→ Problem description: Leave out the pictures and copy every record exactly.

Page and application data records:
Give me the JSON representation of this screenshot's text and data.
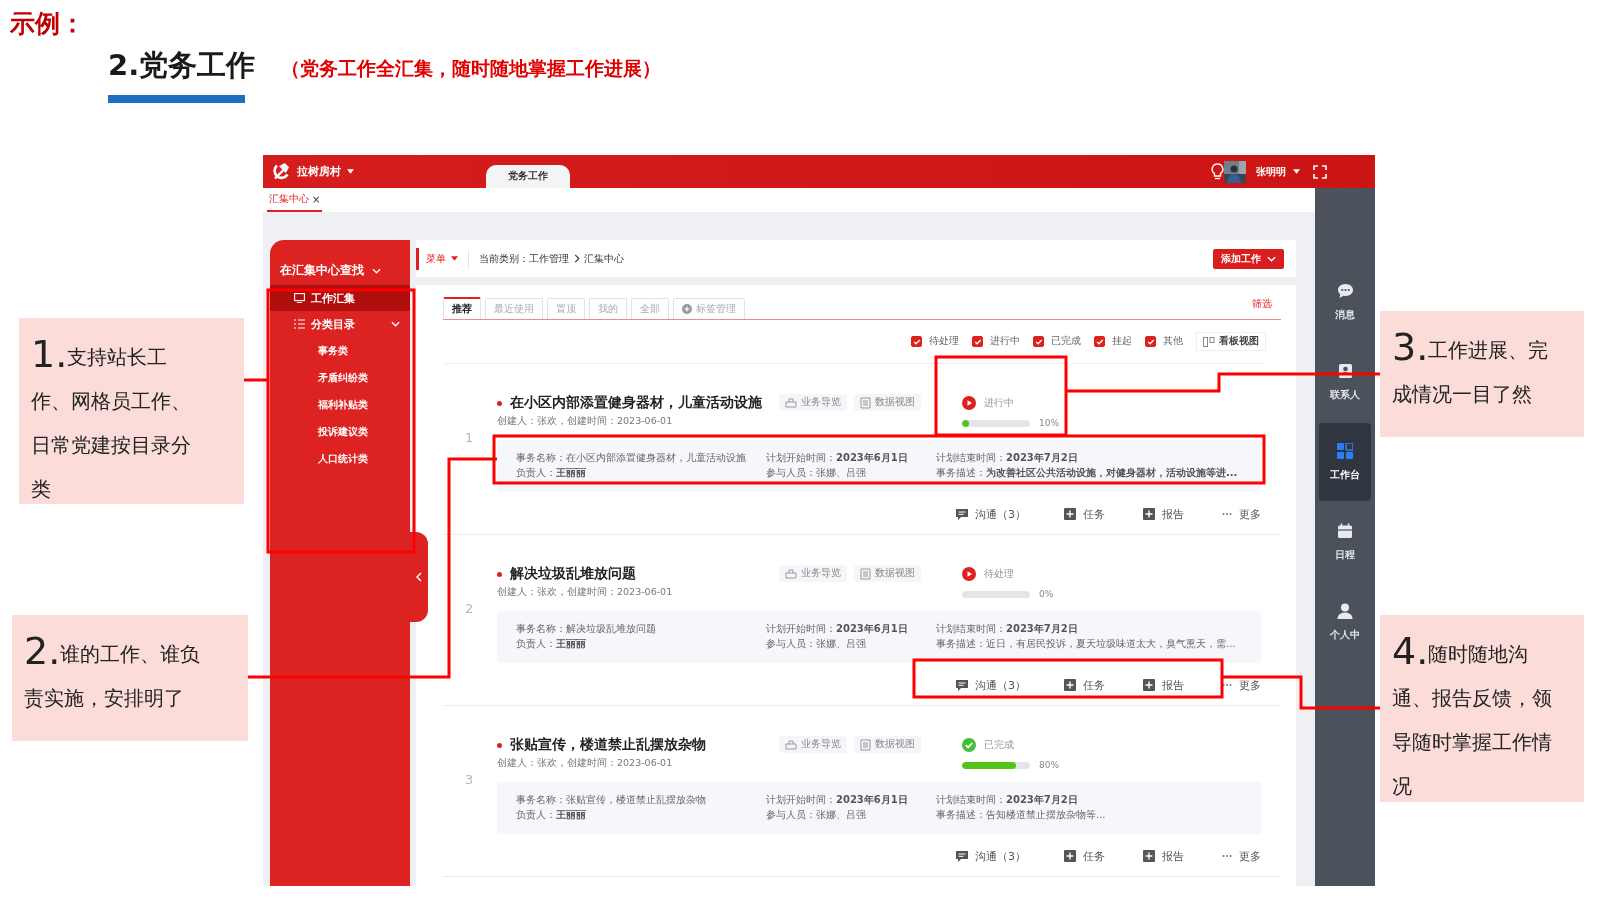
{
  "slide": {
    "label": "示例：",
    "title": "2.党务工作",
    "subtitle": "（党务工作全汇集，随时随地掌握工作进展）"
  },
  "app": {
    "topbar": {
      "village": "拉树房村",
      "tabs": [
        {
          "label": "党务工作",
          "selected": true
        }
      ],
      "user": "张明明"
    },
    "page_tabs": [
      {
        "label": "汇集中心",
        "selected": true,
        "close": "×"
      }
    ],
    "sidebar": {
      "title": "在汇集中心查找",
      "items": [
        {
          "label": "工作汇集",
          "kind": "monitor",
          "selected": true
        },
        {
          "label": "分类目录",
          "kind": "list",
          "selected": false,
          "expanded": true,
          "children": [
            {
              "label": "事务类"
            },
            {
              "label": "矛盾纠纷类"
            },
            {
              "label": "福利补贴类"
            },
            {
              "label": "投诉建议类"
            },
            {
              "label": "人口统计类"
            }
          ]
        }
      ]
    },
    "breadcrumb": {
      "menu": "菜单",
      "path": [
        "当前类别：工作管理",
        "汇集中心"
      ],
      "add_button": "添加工作"
    },
    "list_tabs": [
      {
        "label": "推荐",
        "selected": true
      },
      {
        "label": "最近使用",
        "selected": false
      },
      {
        "label": "置顶",
        "selected": false
      },
      {
        "label": "我的",
        "selected": false
      },
      {
        "label": "全部",
        "selected": false
      },
      {
        "label": "标签管理",
        "selected": false,
        "kind": "manage"
      }
    ],
    "filter_link": "筛选",
    "filters": [
      {
        "label": "待处理",
        "checked": true
      },
      {
        "label": "进行中",
        "checked": true
      },
      {
        "label": "已完成",
        "checked": true
      },
      {
        "label": "挂起",
        "checked": true
      },
      {
        "label": "其他",
        "checked": true
      }
    ],
    "board_view": "看板视图",
    "works": [
      {
        "index": "1",
        "title": "在小区内部添置健身器材，儿童活动设施",
        "chips": [
          {
            "kind": "guide",
            "label": "业务导览"
          },
          {
            "kind": "data",
            "label": "数据视图"
          }
        ],
        "meta": "创建人：张欢，创建时间：2023-06-01",
        "status": {
          "kind": "in_progress",
          "label": "进行中",
          "level": 0.1,
          "percent": "10%"
        },
        "details": [
          "事务名称：在小区内部添置健身器材，儿童活动设施",
          "负责人：**王丽丽**",
          "计划开始时间：**2023年6月1日**",
          "参与人员：张娜、吕强",
          "计划结束时间：**2023年7月2日**",
          "事务描述：**为改善社区公共活动设施，对健身器材，活动设施等进...**"
        ],
        "actions": [
          {
            "kind": "chat",
            "label": "沟通（3）"
          },
          {
            "kind": "task",
            "label": "任务"
          },
          {
            "kind": "report",
            "label": "报告"
          },
          {
            "kind": "more",
            "label": "更多"
          }
        ]
      },
      {
        "index": "2",
        "title": "解决垃圾乱堆放问题",
        "chips": [
          {
            "kind": "guide",
            "label": "业务导览"
          },
          {
            "kind": "data",
            "label": "数据视图"
          }
        ],
        "meta": "创建人：张欢，创建时间：2023-06-01",
        "status": {
          "kind": "pending",
          "label": "待处理",
          "level": 0,
          "percent": "0%"
        },
        "details": [
          "事务名称：解决垃圾乱堆放问题",
          "负责人：**王丽丽**",
          "计划开始时间：**2023年6月1日**",
          "参与人员：张娜、吕强",
          "计划结束时间：**2023年7月2日**",
          "事务描述：近日，有居民投诉，夏天垃圾味道太大，臭气熏天，需..."
        ],
        "actions": [
          {
            "kind": "chat",
            "label": "沟通（3）"
          },
          {
            "kind": "task",
            "label": "任务"
          },
          {
            "kind": "report",
            "label": "报告"
          },
          {
            "kind": "more",
            "label": "更多"
          }
        ]
      },
      {
        "index": "3",
        "title": "张贴宣传，楼道禁止乱摆放杂物",
        "chips": [
          {
            "kind": "guide",
            "label": "业务导览"
          },
          {
            "kind": "data",
            "label": "数据视图"
          }
        ],
        "meta": "创建人：张欢，创建时间：2023-06-01",
        "status": {
          "kind": "done",
          "label": "已完成",
          "level": 0.8,
          "percent": "80%"
        },
        "details": [
          "事务名称：张贴宣传，楼道禁止乱摆放杂物",
          "负责人：**王丽丽**",
          "计划开始时间：**2023年6月1日**",
          "参与人员：张娜、吕强",
          "计划结束时间：**2023年7月2日**",
          "事务描述：告知楼道禁止摆放杂物等..."
        ],
        "actions": [
          {
            "kind": "chat",
            "label": "沟通（3）"
          },
          {
            "kind": "task",
            "label": "任务"
          },
          {
            "kind": "report",
            "label": "报告"
          },
          {
            "kind": "more",
            "label": "更多"
          }
        ]
      }
    ],
    "rail": [
      {
        "kind": "chat",
        "label": "消息",
        "selected": false
      },
      {
        "kind": "contact",
        "label": "联系人",
        "selected": false
      },
      {
        "kind": "workbench",
        "label": "工作台",
        "selected": true
      },
      {
        "kind": "calendar",
        "label": "日程",
        "selected": false
      },
      {
        "kind": "person",
        "label": "个人中",
        "selected": false
      }
    ]
  },
  "callouts": [
    {
      "number": "1.",
      "text": "支持站长工作、网格员工作、日常党建按目录分类"
    },
    {
      "number": "2.",
      "text": "谁的工作、谁负责实施，安排明了"
    },
    {
      "number": "3.",
      "text": "工作进展、完成情况一目了然"
    },
    {
      "number": "4.",
      "text": "随时随地沟通、报告反馈，领导随时掌握工作情况"
    }
  ]
}
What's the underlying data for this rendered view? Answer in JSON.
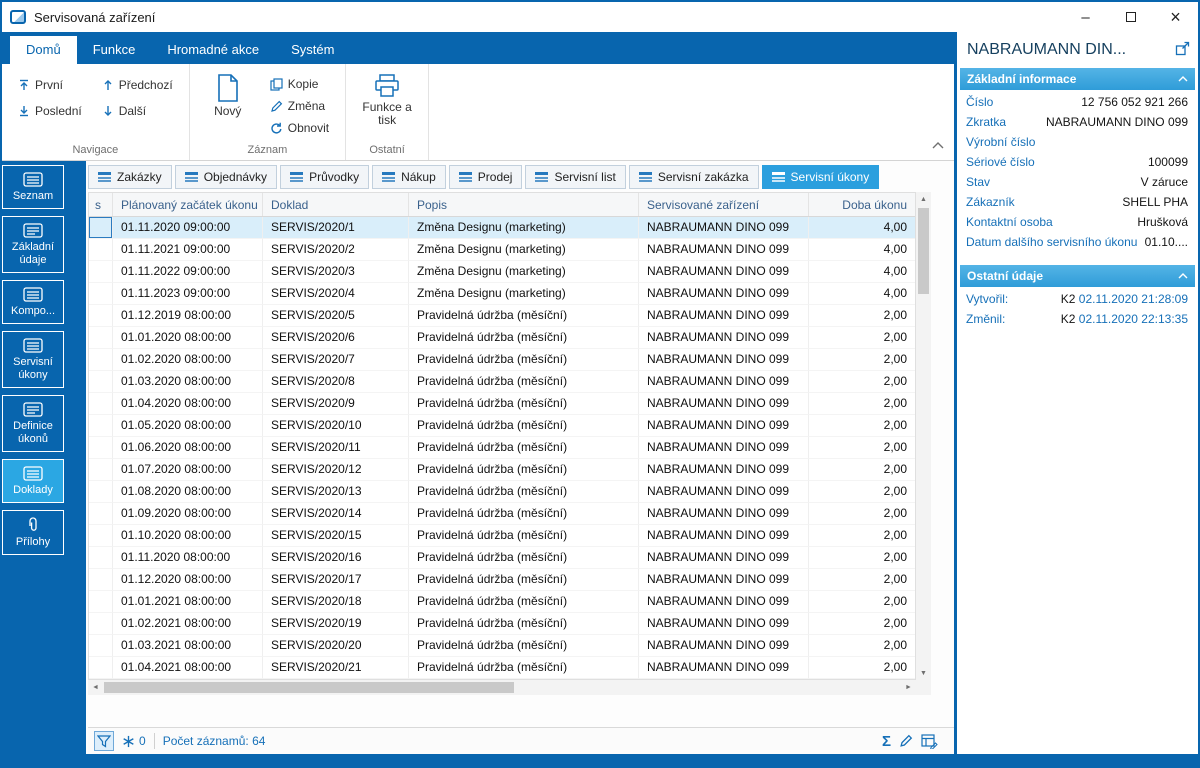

→ Answer box:
Give me the JSON representation of this screenshot's text and data.
{
  "slide": {
    "label": "示例：",
    "title": "2.党务工作",
    "subtitle": "（党务工作全汇集，随时随地掌握工作进展）"
  },
  "app": {
    "topbar": {
      "village": "拉树房村",
      "tabs": [
        {
          "label": "党务工作",
          "selected": true
        }
      ],
      "user": "张明明"
    },
    "page_tabs": [
      {
        "label": "汇集中心",
        "selected": true,
        "close": "×"
      }
    ],
    "sidebar": {
      "title": "在汇集中心查找",
      "items": [
        {
          "label": "工作汇集",
          "kind": "monitor",
          "selected": true
        },
        {
          "label": "分类目录",
          "kind": "list",
          "selected": false,
          "expanded": true,
          "children": [
            {
              "label": "事务类"
            },
            {
              "label": "矛盾纠纷类"
            },
            {
              "label": "福利补贴类"
            },
            {
              "label": "投诉建议类"
            },
            {
              "label": "人口统计类"
            }
          ]
        }
      ]
    },
    "breadcrumb": {
      "menu": "菜单",
      "path": [
        "当前类别：工作管理",
        "汇集中心"
      ],
      "add_button": "添加工作"
    },
    "list_tabs": [
      {
        "label": "推荐",
        "selected": true
      },
      {
        "label": "最近使用",
        "selected": false
      },
      {
        "label": "置顶",
        "selected": false
      },
      {
        "label": "我的",
        "selected": false
      },
      {
        "label": "全部",
        "selected": false
      },
      {
        "label": "标签管理",
        "selected": false,
        "kind": "manage"
      }
    ],
    "filter_link": "筛选",
    "filters": [
      {
        "label": "待处理",
        "checked": true
      },
      {
        "label": "进行中",
        "checked": true
      },
      {
        "label": "已完成",
        "checked": true
      },
      {
        "label": "挂起",
        "checked": true
      },
      {
        "label": "其他",
        "checked": true
      }
    ],
    "board_view": "看板视图",
    "works": [
      {
        "index": "1",
        "title": "在小区内部添置健身器材，儿童活动设施",
        "chips": [
          {
            "kind": "guide",
            "label": "业务导览"
          },
          {
            "kind": "data",
            "label": "数据视图"
          }
        ],
        "meta": "创建人：张欢，创建时间：2023-06-01",
        "status": {
          "kind": "in_progress",
          "label": "进行中",
          "level": 0.1,
          "percent": "10%"
        },
        "details": [
          "事务名称：在小区内部添置健身器材，儿童活动设施",
          "负责人：**王丽丽**",
          "计划开始时间：**2023年6月1日**",
          "参与人员：张娜、吕强",
          "计划结束时间：**2023年7月2日**",
          "事务描述：**为改善社区公共活动设施，对健身器材，活动设施等进...**"
        ],
        "actions": [
          {
            "kind": "chat",
            "label": "沟通（3）"
          },
          {
            "kind": "task",
            "label": "任务"
          },
          {
            "kind": "report",
            "label": "报告"
          },
          {
            "kind": "more",
            "label": "更多"
          }
        ]
      },
      {
        "index": "2",
        "title": "解决垃圾乱堆放问题",
        "chips": [
          {
            "kind": "guide",
            "label": "业务导览"
          },
          {
            "kind": "data",
            "label": "数据视图"
          }
        ],
        "meta": "创建人：张欢，创建时间：2023-06-01",
        "status": {
          "kind": "pending",
          "label": "待处理",
          "level": 0,
          "percent": "0%"
        },
        "details": [
          "事务名称：解决垃圾乱堆放问题",
          "负责人：**王丽丽**",
          "计划开始时间：**2023年6月1日**",
          "参与人员：张娜、吕强",
          "计划结束时间：**2023年7月2日**",
          "事务描述：近日，有居民投诉，夏天垃圾味道太大，臭气熏天，需..."
        ],
        "actions": [
          {
            "kind": "chat",
            "label": "沟通（3）"
          },
          {
            "kind": "task",
            "label": "任务"
          },
          {
            "kind": "report",
            "label": "报告"
          },
          {
            "kind": "more",
            "label": "更多"
          }
        ]
      },
      {
        "index": "3",
        "title": "张贴宣传，楼道禁止乱摆放杂物",
        "chips": [
          {
            "kind": "guide",
            "label": "业务导览"
          },
          {
            "kind": "data",
            "label": "数据视图"
          }
        ],
        "meta": "创建人：张欢，创建时间：2023-06-01",
        "status": {
          "kind": "done",
          "label": "已完成",
          "level": 0.8,
          "percent": "80%"
        },
        "details": [
          "事务名称：张贴宣传，楼道禁止乱摆放杂物",
          "负责人：**王丽丽**",
          "计划开始时间：**2023年6月1日**",
          "参与人员：张娜、吕强",
          "计划结束时间：**2023年7月2日**",
          "事务描述：告知楼道禁止摆放杂物等..."
        ],
        "actions": [
          {
            "kind": "chat",
            "label": "沟通（3）"
          },
          {
            "kind": "task",
            "label": "任务"
          },
          {
            "kind": "report",
            "label": "报告"
          },
          {
            "kind": "more",
            "label": "更多"
          }
        ]
      }
    ],
    "rail": [
      {
        "kind": "chat",
        "label": "消息",
        "selected": false
      },
      {
        "kind": "contact",
        "label": "联系人",
        "selected": false
      },
      {
        "kind": "workbench",
        "label": "工作台",
        "selected": true
      },
      {
        "kind": "calendar",
        "label": "日程",
        "selected": false
      },
      {
        "kind": "person",
        "label": "个人中",
        "selected": false
      }
    ]
  },
  "callouts": [
    {
      "number": "1.",
      "text": "支持站长工作、网格员工作、日常党建按目录分类"
    },
    {
      "number": "2.",
      "text": "谁的工作、谁负责实施，安排明了"
    },
    {
      "number": "3.",
      "text": "工作进展、完成情况一目了然"
    },
    {
      "number": "4.",
      "text": "随时随地沟通、报告反馈，领导随时掌握工作情况"
    }
  ]
}
What's the underlying data for this rendered view? Answer in JSON.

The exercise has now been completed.